An Issue of Our Own Awareness
As a Christian, my focus should be on Jesus. Loving Him with all my heart, mind, and soul is undoubtedly a full-time endeavor — and He intended it to be. While Jesus called us to care for the oppressed and to protect and provide for those in affliction, we sometimes call more attention to wrongdoing than we do to the provision and healing part of His call. Is Jesus impressed that I’ve coordinated matching T-shirts to expose the most recent popular sin issue or health crisis? Hasn’t His Word already confirmed all of the tribulations we would experience in this world? Is Jesus impressed that I’ve drawn a symbol on my hand to point out that others have sinned and that this sin exists? This seems uncomfortably close to what Satan does in accusing everyone about their sin and distracting from his own. If there was a “sin awareness” month, what would our individual attire be for that? The hard truth is that Matthew 7:1–5 calls us to our own “sin awareness day” each and every day. How, my friends, are we addressing that?
A Necessary Shift
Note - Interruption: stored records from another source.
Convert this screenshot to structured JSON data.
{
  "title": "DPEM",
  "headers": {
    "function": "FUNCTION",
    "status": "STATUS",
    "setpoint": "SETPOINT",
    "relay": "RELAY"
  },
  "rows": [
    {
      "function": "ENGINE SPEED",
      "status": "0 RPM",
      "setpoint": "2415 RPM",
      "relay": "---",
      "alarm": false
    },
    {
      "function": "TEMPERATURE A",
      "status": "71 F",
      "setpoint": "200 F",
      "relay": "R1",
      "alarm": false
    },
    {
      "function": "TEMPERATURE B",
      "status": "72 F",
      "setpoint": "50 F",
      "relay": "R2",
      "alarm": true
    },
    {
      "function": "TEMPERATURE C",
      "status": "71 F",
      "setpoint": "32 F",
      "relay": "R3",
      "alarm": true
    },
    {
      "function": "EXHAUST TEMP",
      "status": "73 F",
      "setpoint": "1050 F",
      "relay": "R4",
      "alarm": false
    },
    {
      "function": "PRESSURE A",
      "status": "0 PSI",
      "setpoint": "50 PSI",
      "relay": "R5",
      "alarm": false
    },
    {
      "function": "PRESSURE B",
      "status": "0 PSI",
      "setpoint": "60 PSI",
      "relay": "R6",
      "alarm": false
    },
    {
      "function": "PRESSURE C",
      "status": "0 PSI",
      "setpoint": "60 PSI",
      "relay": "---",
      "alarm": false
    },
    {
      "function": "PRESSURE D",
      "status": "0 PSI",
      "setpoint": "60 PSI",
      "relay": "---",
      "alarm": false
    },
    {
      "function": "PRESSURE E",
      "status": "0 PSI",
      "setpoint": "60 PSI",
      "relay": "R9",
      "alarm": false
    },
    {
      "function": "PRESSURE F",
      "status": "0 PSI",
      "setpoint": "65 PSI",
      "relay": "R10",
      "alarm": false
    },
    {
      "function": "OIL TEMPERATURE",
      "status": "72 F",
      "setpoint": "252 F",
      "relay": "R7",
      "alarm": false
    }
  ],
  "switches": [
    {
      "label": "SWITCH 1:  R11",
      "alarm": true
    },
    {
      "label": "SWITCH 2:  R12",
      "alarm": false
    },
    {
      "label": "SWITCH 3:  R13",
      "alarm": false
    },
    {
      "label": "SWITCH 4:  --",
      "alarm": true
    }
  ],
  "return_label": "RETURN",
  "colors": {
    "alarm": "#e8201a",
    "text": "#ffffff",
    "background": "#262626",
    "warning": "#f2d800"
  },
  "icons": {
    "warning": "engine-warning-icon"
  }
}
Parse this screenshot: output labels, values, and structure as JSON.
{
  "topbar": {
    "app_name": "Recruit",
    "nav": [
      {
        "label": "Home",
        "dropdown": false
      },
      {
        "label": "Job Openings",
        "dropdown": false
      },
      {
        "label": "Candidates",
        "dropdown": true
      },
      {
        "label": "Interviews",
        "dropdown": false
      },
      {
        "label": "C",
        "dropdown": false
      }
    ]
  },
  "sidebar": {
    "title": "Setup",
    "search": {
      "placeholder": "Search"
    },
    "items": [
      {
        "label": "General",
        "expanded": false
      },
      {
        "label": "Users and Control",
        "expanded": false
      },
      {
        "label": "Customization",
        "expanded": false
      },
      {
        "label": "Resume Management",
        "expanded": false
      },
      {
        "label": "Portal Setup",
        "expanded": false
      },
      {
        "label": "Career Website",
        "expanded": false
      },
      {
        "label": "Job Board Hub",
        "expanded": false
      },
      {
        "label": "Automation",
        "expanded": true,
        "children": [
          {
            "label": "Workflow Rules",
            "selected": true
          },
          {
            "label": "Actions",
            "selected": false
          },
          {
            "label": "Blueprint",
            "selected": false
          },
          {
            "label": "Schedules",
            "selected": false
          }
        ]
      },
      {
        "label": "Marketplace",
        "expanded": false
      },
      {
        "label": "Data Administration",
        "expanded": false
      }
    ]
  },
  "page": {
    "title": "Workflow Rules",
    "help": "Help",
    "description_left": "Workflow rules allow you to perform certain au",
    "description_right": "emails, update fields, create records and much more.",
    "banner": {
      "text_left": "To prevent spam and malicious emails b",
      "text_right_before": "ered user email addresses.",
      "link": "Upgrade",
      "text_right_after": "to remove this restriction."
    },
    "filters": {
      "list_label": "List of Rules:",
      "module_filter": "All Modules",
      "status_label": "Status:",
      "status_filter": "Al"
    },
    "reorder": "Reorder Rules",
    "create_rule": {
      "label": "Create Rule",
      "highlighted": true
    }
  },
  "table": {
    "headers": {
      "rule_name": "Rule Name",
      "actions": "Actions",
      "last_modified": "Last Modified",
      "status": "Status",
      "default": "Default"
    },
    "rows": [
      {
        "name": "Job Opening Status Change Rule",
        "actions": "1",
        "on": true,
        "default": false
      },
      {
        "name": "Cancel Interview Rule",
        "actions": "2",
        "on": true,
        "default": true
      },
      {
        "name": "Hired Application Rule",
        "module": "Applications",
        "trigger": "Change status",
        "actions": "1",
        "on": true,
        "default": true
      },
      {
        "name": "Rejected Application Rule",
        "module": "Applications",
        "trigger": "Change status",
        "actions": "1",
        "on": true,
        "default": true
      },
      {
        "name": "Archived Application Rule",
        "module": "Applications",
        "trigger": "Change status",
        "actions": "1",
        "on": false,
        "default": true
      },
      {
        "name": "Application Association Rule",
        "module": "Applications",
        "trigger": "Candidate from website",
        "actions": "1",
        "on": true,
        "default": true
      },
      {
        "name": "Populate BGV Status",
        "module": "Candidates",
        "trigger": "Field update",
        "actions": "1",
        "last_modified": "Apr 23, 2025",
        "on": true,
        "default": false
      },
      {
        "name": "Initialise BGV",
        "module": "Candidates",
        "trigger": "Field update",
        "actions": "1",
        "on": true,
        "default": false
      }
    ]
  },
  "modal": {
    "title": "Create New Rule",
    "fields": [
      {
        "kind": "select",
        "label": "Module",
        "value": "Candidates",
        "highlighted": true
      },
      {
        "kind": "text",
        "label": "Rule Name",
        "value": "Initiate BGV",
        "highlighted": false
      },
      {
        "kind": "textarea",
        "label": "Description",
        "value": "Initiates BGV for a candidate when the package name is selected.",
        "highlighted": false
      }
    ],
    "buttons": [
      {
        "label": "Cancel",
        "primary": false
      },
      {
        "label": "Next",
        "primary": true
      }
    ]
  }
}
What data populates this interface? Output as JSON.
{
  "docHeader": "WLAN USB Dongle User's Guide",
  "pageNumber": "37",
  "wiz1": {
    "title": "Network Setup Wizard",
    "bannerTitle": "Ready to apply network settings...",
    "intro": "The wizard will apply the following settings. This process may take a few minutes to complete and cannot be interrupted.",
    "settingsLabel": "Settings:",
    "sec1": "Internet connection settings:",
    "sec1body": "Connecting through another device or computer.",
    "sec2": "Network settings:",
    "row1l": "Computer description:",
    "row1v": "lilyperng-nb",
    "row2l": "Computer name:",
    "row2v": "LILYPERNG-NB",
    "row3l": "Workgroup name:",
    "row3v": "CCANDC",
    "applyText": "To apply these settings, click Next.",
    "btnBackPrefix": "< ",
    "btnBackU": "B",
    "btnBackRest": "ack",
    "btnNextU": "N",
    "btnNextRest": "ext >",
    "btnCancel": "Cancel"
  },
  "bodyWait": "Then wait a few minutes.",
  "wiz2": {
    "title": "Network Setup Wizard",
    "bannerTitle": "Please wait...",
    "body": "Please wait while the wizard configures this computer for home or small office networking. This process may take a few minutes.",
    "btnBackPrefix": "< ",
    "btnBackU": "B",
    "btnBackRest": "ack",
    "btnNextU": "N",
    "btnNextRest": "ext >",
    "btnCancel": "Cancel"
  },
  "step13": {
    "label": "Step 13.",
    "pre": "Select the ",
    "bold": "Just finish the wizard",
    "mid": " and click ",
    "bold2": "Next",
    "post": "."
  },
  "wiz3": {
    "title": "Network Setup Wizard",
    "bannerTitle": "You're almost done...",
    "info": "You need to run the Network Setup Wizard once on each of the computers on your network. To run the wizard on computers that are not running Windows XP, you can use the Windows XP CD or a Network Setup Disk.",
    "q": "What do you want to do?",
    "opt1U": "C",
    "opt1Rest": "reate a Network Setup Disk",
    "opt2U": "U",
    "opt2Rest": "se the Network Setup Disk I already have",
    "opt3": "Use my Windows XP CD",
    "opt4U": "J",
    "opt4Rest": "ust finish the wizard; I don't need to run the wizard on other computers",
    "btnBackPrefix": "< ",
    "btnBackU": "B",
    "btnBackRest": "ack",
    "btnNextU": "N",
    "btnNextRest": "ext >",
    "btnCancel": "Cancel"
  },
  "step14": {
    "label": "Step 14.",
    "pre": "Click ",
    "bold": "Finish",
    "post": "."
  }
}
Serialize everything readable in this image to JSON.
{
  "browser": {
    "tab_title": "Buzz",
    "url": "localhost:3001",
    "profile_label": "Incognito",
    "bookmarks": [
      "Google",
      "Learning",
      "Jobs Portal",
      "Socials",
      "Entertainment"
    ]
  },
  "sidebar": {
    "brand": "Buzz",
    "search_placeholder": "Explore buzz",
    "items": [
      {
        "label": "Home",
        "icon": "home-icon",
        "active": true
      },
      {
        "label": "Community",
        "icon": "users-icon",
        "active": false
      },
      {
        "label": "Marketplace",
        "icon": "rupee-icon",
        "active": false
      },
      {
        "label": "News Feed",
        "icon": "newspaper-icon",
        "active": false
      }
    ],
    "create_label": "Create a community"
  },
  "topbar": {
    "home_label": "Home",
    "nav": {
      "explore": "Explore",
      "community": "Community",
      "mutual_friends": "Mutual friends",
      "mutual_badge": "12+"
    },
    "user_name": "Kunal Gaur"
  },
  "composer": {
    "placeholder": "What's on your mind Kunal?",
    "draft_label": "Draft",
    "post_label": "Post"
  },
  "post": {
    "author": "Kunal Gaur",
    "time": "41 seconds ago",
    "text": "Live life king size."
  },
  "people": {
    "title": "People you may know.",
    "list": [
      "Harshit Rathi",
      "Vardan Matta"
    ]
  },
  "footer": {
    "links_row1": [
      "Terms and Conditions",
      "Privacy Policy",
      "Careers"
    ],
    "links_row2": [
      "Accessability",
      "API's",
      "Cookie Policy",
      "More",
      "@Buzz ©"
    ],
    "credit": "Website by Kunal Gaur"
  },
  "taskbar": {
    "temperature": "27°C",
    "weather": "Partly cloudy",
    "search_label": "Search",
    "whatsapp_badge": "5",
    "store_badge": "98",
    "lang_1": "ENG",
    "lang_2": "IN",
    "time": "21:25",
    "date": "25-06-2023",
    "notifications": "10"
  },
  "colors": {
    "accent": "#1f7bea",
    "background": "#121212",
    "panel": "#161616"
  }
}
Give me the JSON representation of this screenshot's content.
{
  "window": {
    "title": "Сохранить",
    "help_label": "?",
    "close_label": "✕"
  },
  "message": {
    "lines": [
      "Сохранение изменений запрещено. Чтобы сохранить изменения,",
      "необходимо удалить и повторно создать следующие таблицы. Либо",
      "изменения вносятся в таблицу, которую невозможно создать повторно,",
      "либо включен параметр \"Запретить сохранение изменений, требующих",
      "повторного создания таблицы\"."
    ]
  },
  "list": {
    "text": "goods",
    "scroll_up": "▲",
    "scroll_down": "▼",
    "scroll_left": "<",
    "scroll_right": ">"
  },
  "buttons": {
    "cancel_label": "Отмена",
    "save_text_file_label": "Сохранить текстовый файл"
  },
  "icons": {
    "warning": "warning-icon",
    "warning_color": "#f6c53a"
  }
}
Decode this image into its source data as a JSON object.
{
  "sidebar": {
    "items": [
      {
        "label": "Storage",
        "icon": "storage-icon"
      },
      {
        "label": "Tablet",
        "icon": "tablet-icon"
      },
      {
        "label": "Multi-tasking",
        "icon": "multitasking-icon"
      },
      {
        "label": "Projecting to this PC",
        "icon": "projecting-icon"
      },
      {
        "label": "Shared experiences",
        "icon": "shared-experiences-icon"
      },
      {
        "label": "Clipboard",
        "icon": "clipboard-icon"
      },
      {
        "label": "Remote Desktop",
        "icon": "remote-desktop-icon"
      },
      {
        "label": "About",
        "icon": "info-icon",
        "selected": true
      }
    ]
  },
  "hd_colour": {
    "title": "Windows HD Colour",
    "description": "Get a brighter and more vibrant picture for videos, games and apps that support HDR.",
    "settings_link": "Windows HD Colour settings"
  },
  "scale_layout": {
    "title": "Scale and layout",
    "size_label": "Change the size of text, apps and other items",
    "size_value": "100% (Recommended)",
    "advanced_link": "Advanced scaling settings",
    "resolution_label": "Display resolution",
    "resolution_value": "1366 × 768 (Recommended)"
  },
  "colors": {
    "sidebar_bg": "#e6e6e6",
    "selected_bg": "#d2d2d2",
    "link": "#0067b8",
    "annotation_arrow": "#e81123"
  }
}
Missionary Frank Laubach once said, “Let the things we oppose die of neglect.” As Paul reminds us in Philippians 4:8 to focus on that which is pure, lovely of good report, and worthy of praise, I think there is wisdom in what Dr. Laubach writes. Perhaps we need a shift in focus. Perhaps I need a shift. Have I been as excited about creating disciples as I have about creating “awareness”? Have I focused more on the problem than in directly reaching out to assist the ones afflicted by it? Has my energy been used more to discuss issues, or rather to diffuse issues by starving sin from unnecessary attention?
Regardless of what the issue is and how “hot” it is on my mind or on others, my awareness in this day needs to be on loving my Savior and my neighbor. And perhaps this is a better use of my time than creating more awareness of all the hurt and pain that only my Savior can appropriately address anyway. He’s the cure. And for that, for Him, I will run that race well.
Photo credit: JD Hancock
Joanna Sanders is a graduate of Villanova University and Moody Theological Seminary. She’s also the founder and head writer of Colossians46.com, which provides biblical content support, writing, and editing. Most importantly, she is wife to Geoff and mom to three godly men-in-training. Her blog name “The Landing” comes from the account of the Ark resting on the mountain, creating a settled place — a landing — for man to start over, which echoes her new life in Christ.